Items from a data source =
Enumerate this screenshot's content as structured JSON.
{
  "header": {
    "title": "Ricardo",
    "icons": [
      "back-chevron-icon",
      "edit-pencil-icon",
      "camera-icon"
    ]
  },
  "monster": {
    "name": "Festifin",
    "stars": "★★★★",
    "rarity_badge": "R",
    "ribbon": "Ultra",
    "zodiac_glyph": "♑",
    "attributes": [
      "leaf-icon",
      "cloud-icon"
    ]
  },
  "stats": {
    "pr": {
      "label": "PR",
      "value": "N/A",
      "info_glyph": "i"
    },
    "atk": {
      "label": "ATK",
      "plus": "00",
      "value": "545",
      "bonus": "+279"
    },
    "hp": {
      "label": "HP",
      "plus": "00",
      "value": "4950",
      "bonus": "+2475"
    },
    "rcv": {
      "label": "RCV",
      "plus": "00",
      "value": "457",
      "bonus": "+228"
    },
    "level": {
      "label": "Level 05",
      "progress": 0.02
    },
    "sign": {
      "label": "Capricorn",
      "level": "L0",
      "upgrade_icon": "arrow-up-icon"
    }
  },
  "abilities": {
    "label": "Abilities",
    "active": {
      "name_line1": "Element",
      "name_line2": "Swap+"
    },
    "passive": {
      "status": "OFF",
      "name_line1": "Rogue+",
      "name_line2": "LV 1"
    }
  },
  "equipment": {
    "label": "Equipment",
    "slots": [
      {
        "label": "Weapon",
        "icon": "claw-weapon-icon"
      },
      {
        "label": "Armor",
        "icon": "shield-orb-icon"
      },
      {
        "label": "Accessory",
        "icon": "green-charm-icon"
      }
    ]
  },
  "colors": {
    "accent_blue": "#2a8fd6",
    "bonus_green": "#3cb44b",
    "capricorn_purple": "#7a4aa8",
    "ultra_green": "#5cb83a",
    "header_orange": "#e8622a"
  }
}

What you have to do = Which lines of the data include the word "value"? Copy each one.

Finished exercise =
      "value": "N/A",
      "value": "545",
      "value": "4950",
      "value": "457",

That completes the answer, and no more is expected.